With performances not allowed at the Cobb Energy Performing Arts Centre due to restrictions related to the COVID-19 pandemic, the Atlanta Opera is taking its show under the big top to allow for social distancing.
The opera Sept. 1 announced it will hold two of its first six reimagined 2020-21 season performances under a giant tent at Oglethorpe University’s historic Anderson Field in Hermance Stadium in Brookhaven.
Branded as the Big Tent Series, it will include six productions with nine performances, alternating nightly, for a total of 18 starting in October. The remaining four productions will be under the same tent but at two different locations to be announced, with two in early spring and two in late spring.
Due to the outbreak, the company has postponed the previously announced 2020-21 season, including the 2020 Puccini Festival, in its entirety to 2021-22.
“I believe that crisis reveals character and provides opportunities for change,” Tomer Zvulun, the opera’s general and artistic director, said in a news release. “This pandemic has devastated so many lives and businesses. But it has also been a major catalyst in accelerating our shift to a business model that we have been discussing for years: creating a company of players, performing in non-traditional spaces and developing our video and streaming capabilities.”
The Big Tent Series includes:
♦ “Pagliacci” (Oct 22, 24, 28 and 30 and Nov 1, 5, 7, 11 and 13, all at 7:30 p.m.): With music and libretto by Ruggero Leoncavallo, it will be directed by Zvulun and conducted by Rolando Salazar. “The circus performers in ‘Pagliacci’ grapple with tragedy and question boldly whether they must perform despite heartbreak and ruin,” the opera’s website states.

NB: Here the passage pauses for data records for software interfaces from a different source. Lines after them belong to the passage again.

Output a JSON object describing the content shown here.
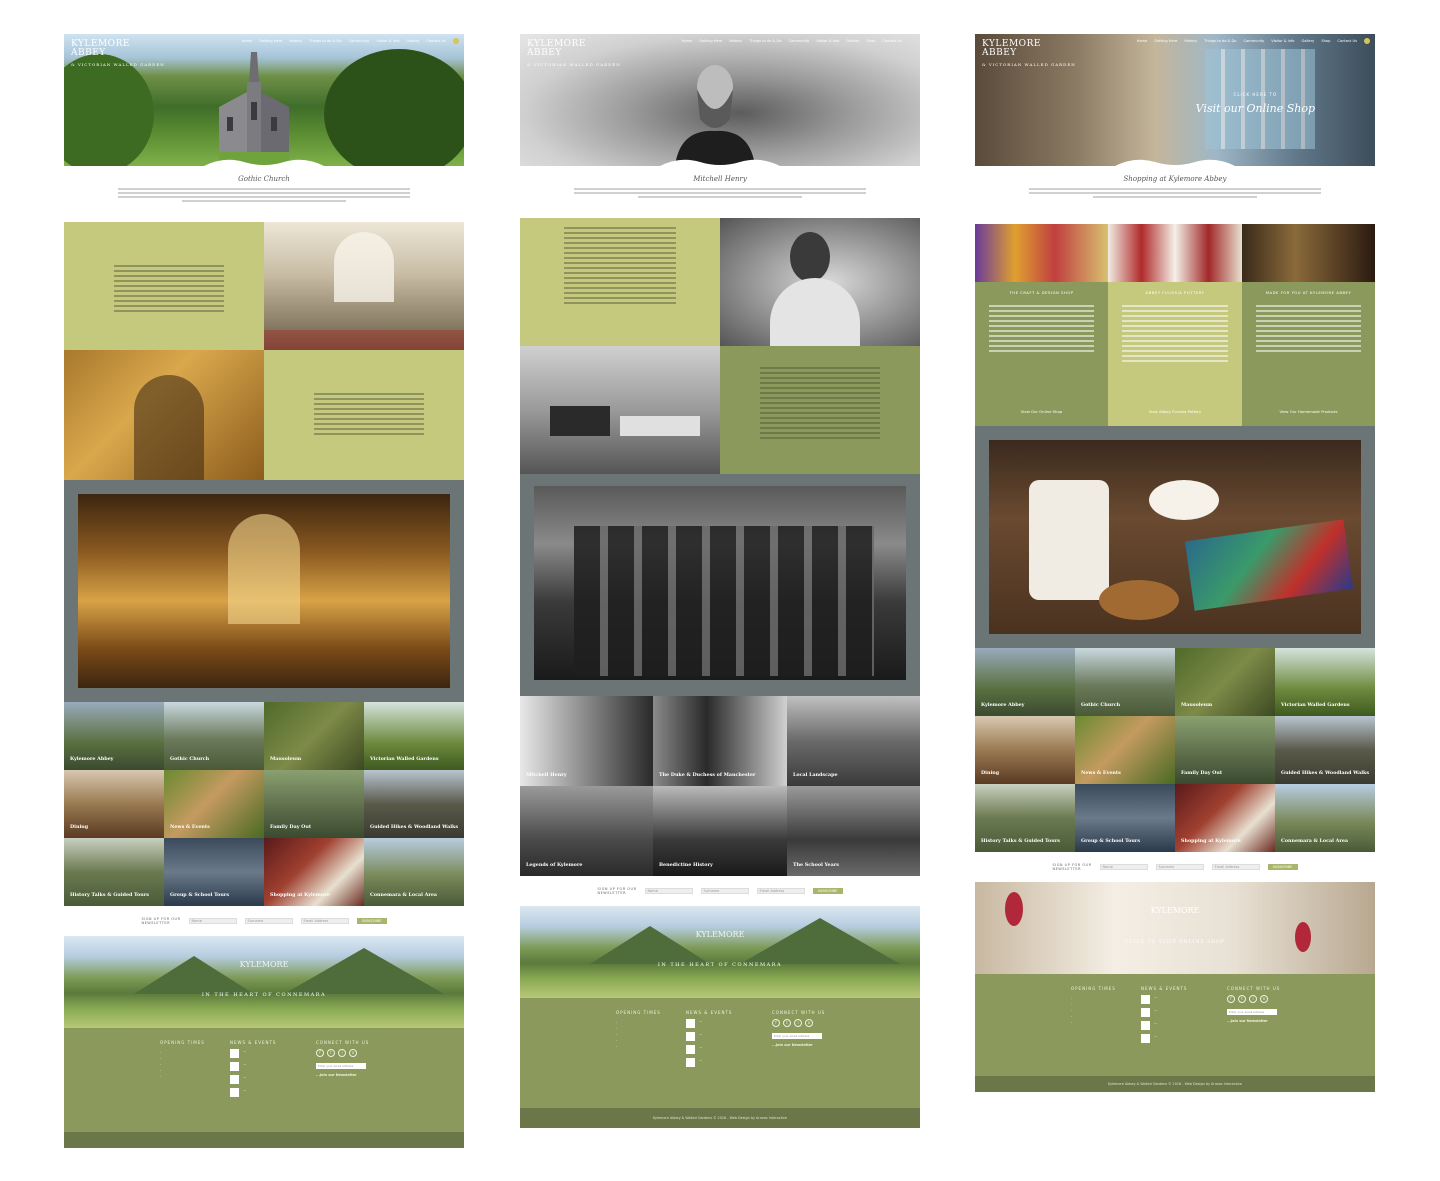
{
  "brand": {
    "logo_line1": "KYLEMORE",
    "logo_line2": "ABBEY",
    "logo_sub": "& VICTORIAN WALLED GARDEN"
  },
  "nav": [
    "Home",
    "Getting Here",
    "History",
    "Things to do & Do",
    "Community",
    "Visitor & Info",
    "Gallery",
    "Shop",
    "Contact Us"
  ],
  "page1": {
    "intro_title": "Gothic Church",
    "tiles": [
      "Kylemore Abbey",
      "Gothic Church",
      "Mausoleum",
      "Victorian Walled Gardens",
      "Dining",
      "News & Events",
      "Family Day Out",
      "Guided Hikes & Woodland Walks",
      "History Talks & Guided Tours",
      "Group & School Tours",
      "Shopping at Kylemore",
      "Connemara & Local Area"
    ]
  },
  "page2": {
    "intro_title": "Mitchell Henry",
    "tiles": [
      "Mitchell Henry",
      "The Duke & Duchess of Manchester",
      "Local Landscape",
      "Legends of Kylemore",
      "Benedictine History",
      "The School Years"
    ]
  },
  "page3": {
    "hero_kicker": "CLICK HERE TO",
    "hero_cta": "Visit our Online Shop",
    "intro_title": "Shopping at Kylemore Abbey",
    "cards": [
      {
        "heading": "THE CRAFT & DESIGN SHOP",
        "link": "View Our Online Shop"
      },
      {
        "heading": "ABBEY FUCHSIA POTTERY",
        "link": "View Abbey Fuchsia Pottery"
      },
      {
        "heading": "MADE FOR YOU AT KYLEMORE ABBEY",
        "link": "View Our Homemade Products"
      }
    ],
    "tiles": [
      "Kylemore Abbey",
      "Gothic Church",
      "Mausoleum",
      "Victorian Walled Gardens",
      "Dining",
      "News & Events",
      "Family Day Out",
      "Guided Hikes & Woodland Walks",
      "History Talks & Guided Tours",
      "Group & School Tours",
      "Shopping at Kylemore",
      "Connemara & Local Area"
    ],
    "shop_banner": "CLICK TO VISIT ONLINE SHOP"
  },
  "newsletter": {
    "label_1": "SIGN UP FOR OUR",
    "label_2": "NEWSLETTER",
    "name": "Name",
    "surname": "Surname",
    "email": "Email Address",
    "button": "SUBSCRIBE"
  },
  "landscape_tag": "IN THE HEART OF CONNEMARA",
  "footer": {
    "opening_heading": "OPENING TIMES",
    "news_heading": "NEWS & EVENTS",
    "connect_heading": "CONNECT WITH US",
    "email_placeholder": "Enter your email address",
    "join": "...Join our Newsletter",
    "copyright": "Kylemore Abbey & Walled Gardens © 2016 - Web Design by Arrows Interactive"
  },
  "colors": {
    "olive": "#c4c97e",
    "sage": "#8b9a5c",
    "slate": "#6c7576",
    "footer_bar": "#6b7649"
  }
}
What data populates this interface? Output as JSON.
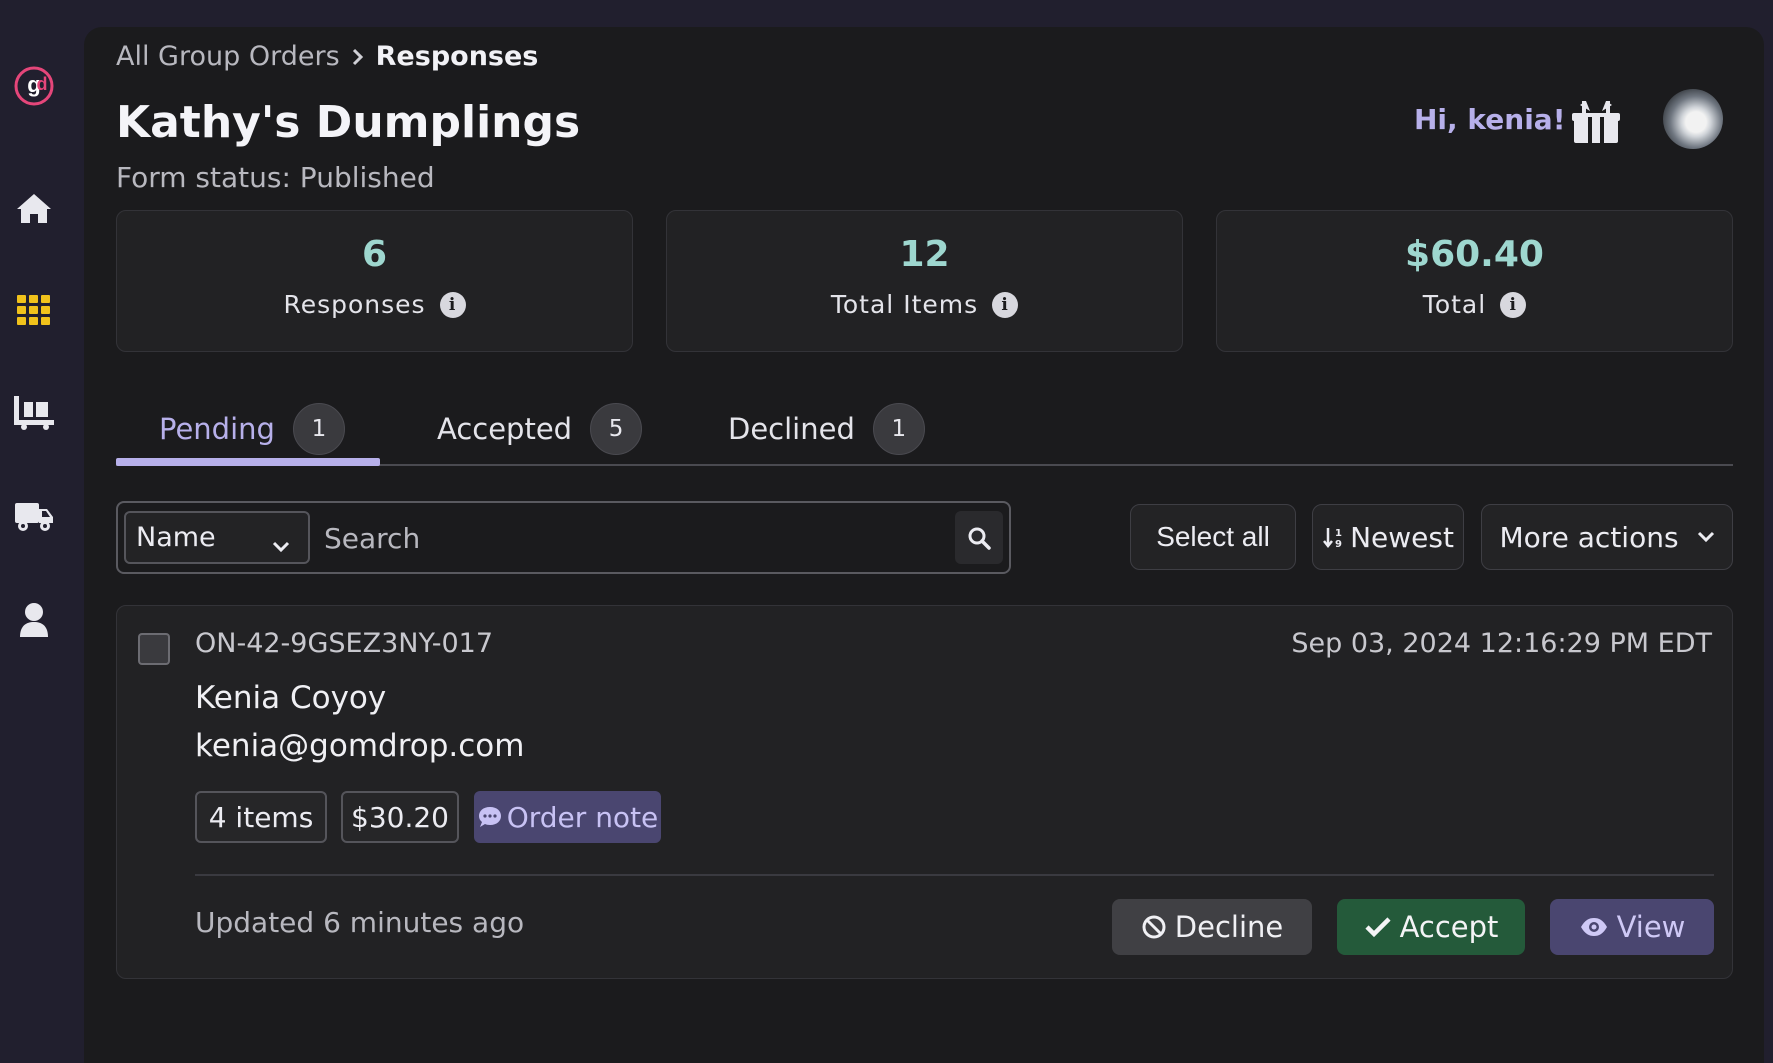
{
  "sidebar": {
    "logo_text": "gd",
    "items": [
      {
        "icon": "home-icon"
      },
      {
        "icon": "grid-icon"
      },
      {
        "icon": "pallet-icon"
      },
      {
        "icon": "truck-icon"
      },
      {
        "icon": "user-icon"
      }
    ]
  },
  "breadcrumb": {
    "parent": "All Group Orders",
    "current": "Responses"
  },
  "page": {
    "title": "Kathy's Dumplings",
    "status": "Form status: Published"
  },
  "header": {
    "greeting": "Hi, kenia!"
  },
  "stats": [
    {
      "value": "6",
      "label": "Responses"
    },
    {
      "value": "12",
      "label": "Total Items"
    },
    {
      "value": "$60.40",
      "label": "Total"
    }
  ],
  "tabs": [
    {
      "label": "Pending",
      "count": "1"
    },
    {
      "label": "Accepted",
      "count": "5"
    },
    {
      "label": "Declined",
      "count": "1"
    }
  ],
  "search": {
    "field": "Name",
    "placeholder": "Search"
  },
  "toolbar": {
    "select_all": "Select all",
    "sort": "Newest",
    "more": "More actions"
  },
  "response": {
    "order_id": "ON-42-9GSEZ3NY-017",
    "date": "Sep 03, 2024 12:16:29 PM EDT",
    "name": "Kenia Coyoy",
    "email": "kenia@gomdrop.com",
    "items": "4 items",
    "amount": "$30.20",
    "note": "Order note",
    "updated": "Updated 6 minutes ago",
    "decline": "Decline",
    "accept": "Accept",
    "view": "View"
  },
  "colors": {
    "accent": "#b7b0ea",
    "stat_value": "#9ed7cf",
    "grid_icon": "#f1c21b",
    "accept": "#245a3a",
    "logo_pink": "#e5467a"
  }
}
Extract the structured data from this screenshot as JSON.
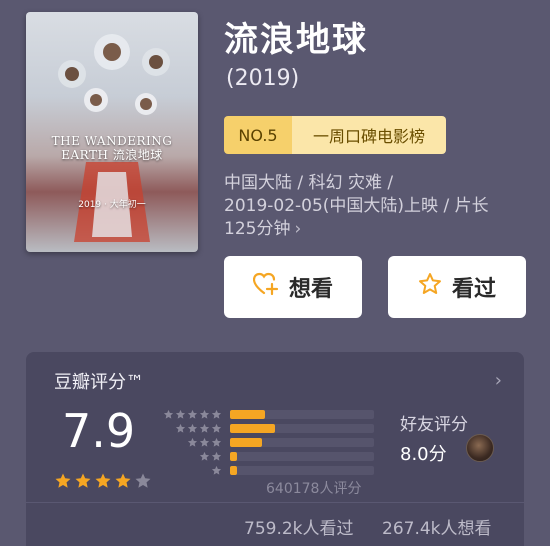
{
  "poster": {
    "title": "THE WANDERING EARTH 流浪地球",
    "tagline": "2019 · 大年初一"
  },
  "movie": {
    "title": "流浪地球",
    "year": "(2019)",
    "meta_lines": [
      "中国大陆 / 科幻 灾难 /",
      "2019-02-05(中国大陆)上映 / 片长",
      "125分钟"
    ]
  },
  "rank": {
    "no": "NO.5",
    "name": "一周口碑电影榜"
  },
  "buttons": {
    "want": "想看",
    "seen": "看过"
  },
  "rating": {
    "title": "豆瓣评分™",
    "score": "7.9",
    "star_level": 4,
    "star_max": 5,
    "distribution_percent": [
      24,
      31,
      22,
      5,
      5
    ],
    "votes": "640178人评分",
    "friends_label": "好友评分",
    "friends_score": "8.0分",
    "watched": "759.2k人看过",
    "wanting": "267.4k人想看"
  },
  "colors": {
    "background": "#5a5870",
    "card": "#4a4860",
    "accent": "#f5a623",
    "badge_dark": "#f6d06b",
    "badge_light": "#fbe6a9"
  },
  "icons": {
    "want": "heart-plus-icon",
    "seen": "star-outline-icon",
    "chevron": "chevron-right-icon"
  }
}
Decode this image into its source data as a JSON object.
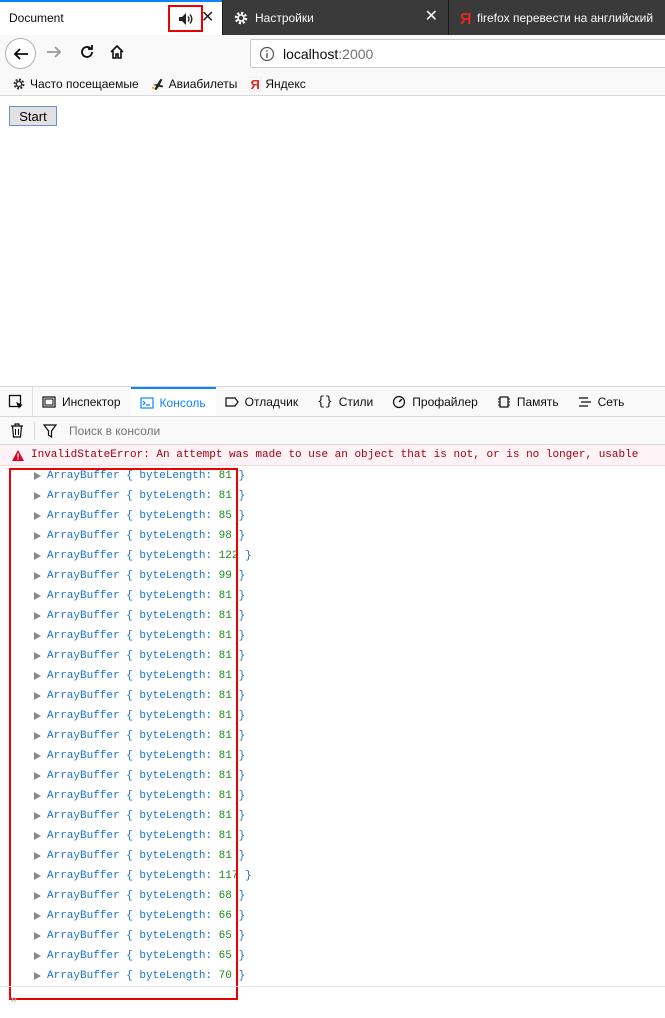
{
  "tabs": {
    "active": {
      "title": "Document",
      "audio_icon": "speaker-icon",
      "close": "✕"
    },
    "tab2": {
      "title": "Настройки",
      "icon": "gear-icon",
      "close": "✕"
    },
    "tab3": {
      "title": "firefox перевести на английский",
      "icon": "yandex-icon"
    }
  },
  "navbar": {
    "url_host": "localhost",
    "url_port": ":2000"
  },
  "bookmarks": [
    {
      "label": "Часто посещаемые",
      "icon": "gear-icon"
    },
    {
      "label": "Авиабилеты",
      "icon": "plane-icon"
    },
    {
      "label": "Яндекс",
      "icon": "yandex-icon"
    }
  ],
  "page": {
    "start_label": "Start"
  },
  "devtools": {
    "tabs": [
      {
        "label": "Инспектор",
        "icon": "inspector-icon"
      },
      {
        "label": "Консоль",
        "icon": "console-icon",
        "selected": true
      },
      {
        "label": "Отладчик",
        "icon": "debugger-icon"
      },
      {
        "label": "Стили",
        "icon": "styles-icon"
      },
      {
        "label": "Профайлер",
        "icon": "profiler-icon"
      },
      {
        "label": "Память",
        "icon": "memory-icon"
      },
      {
        "label": "Сеть",
        "icon": "network-icon"
      }
    ],
    "filter_placeholder": "Поиск в консоли"
  },
  "console": {
    "error": "InvalidStateError: An attempt was made to use an object that is not, or is no longer, usable",
    "entries": [
      81,
      81,
      85,
      98,
      122,
      99,
      81,
      81,
      81,
      81,
      81,
      81,
      81,
      81,
      81,
      81,
      81,
      81,
      81,
      81,
      117,
      68,
      66,
      65,
      65,
      70
    ],
    "entry_prefix": "ArrayBuffer { byteLength: ",
    "entry_suffix": " }",
    "prompt": "»"
  },
  "colors": {
    "accent": "#0a84ff",
    "highlight": "#ee0000",
    "error_text": "#a4000f",
    "object_text": "#1a73c9",
    "number_text": "#1a8a1a"
  }
}
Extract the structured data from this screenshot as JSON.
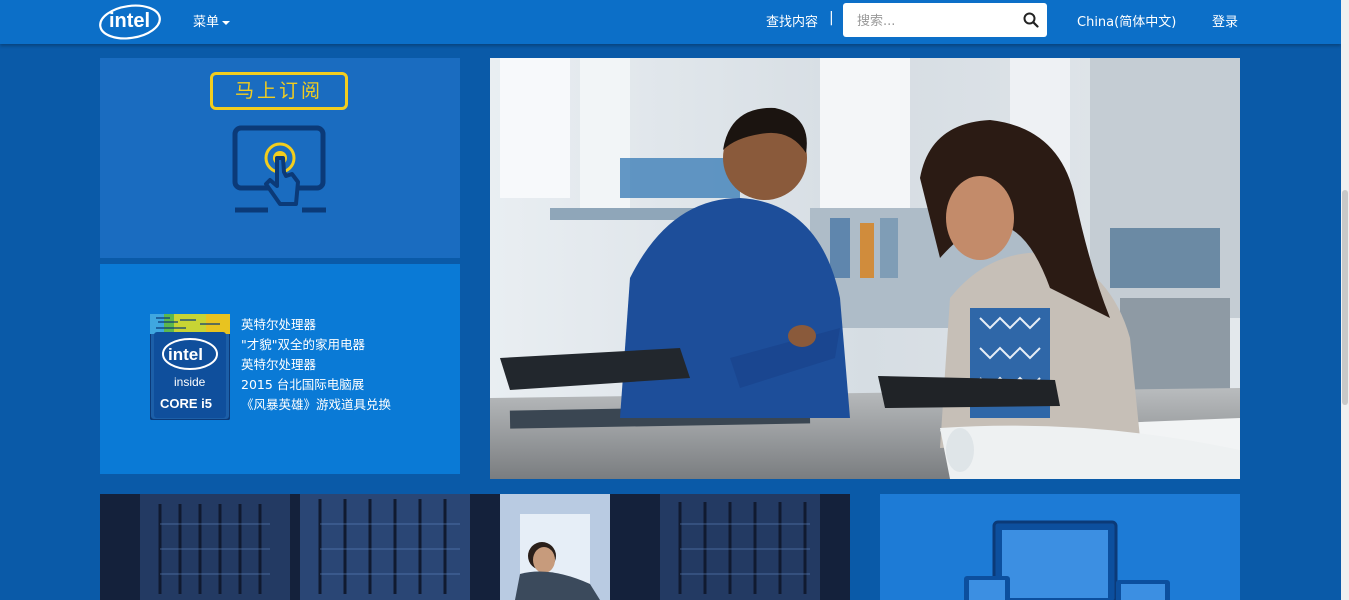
{
  "header": {
    "brand": "intel",
    "menu_label": "菜单",
    "find_content": "查找内容",
    "separator": "|",
    "search_placeholder": "搜索...",
    "language": "China(简体中文)",
    "login": "登录"
  },
  "tiles": {
    "subscribe": {
      "label": "马上订阅"
    },
    "processor": {
      "badge": {
        "brand": "intel",
        "inside": "inside",
        "model": "CORE i5"
      },
      "lines": [
        "英特尔处理器",
        "\"才貌\"双全的家用电器",
        "英特尔处理器",
        "2015 台北国际电脑展",
        "《风暴英雄》游戏道具兑换"
      ]
    }
  },
  "colors": {
    "page_bg": "#0a5aa8",
    "header_bg": "#0c6fc8",
    "accent_yellow": "#f2cd1e"
  },
  "icons": {
    "search": "magnifier-icon",
    "subscribe": "touch-screen-icon"
  }
}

♦ “The Kaiser of Atlantis” (Oct 23, 25, 29 and 31 and Nov 4, 6, 8, 12 and 14, all at 7:30 p.m.): With music by Viktor Ullmann and libretto by Peter Kien, it was initially written while they were imprisoned at Theresienstadt during World War II. Recognizing it as a satire on Adolf Hitler, Nazi authorities prohibited performances and the manuscript, and they were shelved until 1975. “The circus is abandoned, and artists are shells of their former selves. The dictator Emperor Overall reigns and declares total war. Death refuses to take another soul,” the opera’s website states.
The remaining four productions will be announced at a later date.
Inside the tent, audience members will be seated in physically distanced circle pods large enough to accommodate up to four seats. Premium pods include four seats and a table while chair pods include four seats.
To protect the health and safety of all, each production relies on small casts and reduced orchestrations – usually fewer than eight singers and a dozen orchestra members – and none run longer than two hours. To help enforce social distancing before and during productions, audiences will have staggered entry times, and there will be no intermissions.
Customer interactions will be touchless and masks will be required of audience members at all times. Safety protocols and procedures were developed by a health and safety advisory task force of epidemiologists, public health specialists and doctors assembled to advise the company on its health and safety protocols.
Tickets for the fall productions will go on sale Sept. 9 at 10 a.m., and can be purchased by visiting atlantaopera.org or by calling 404-881-8885. Circle pod pricing includes seating for up to four individuals, with ticket prices starting at $149 per pod. Availability is limited due to capacity constraints and social distancing requirements.
The opera has also announced that all six productions will be captured digitally with intent to create and share films of the performances with broader audiences. Digital subscriptions that include all six productions and exclusive behind-the-scenes content will be available for $99 for the year ($50 for current opera subscribers).
For more information, visit atlantaopera.org.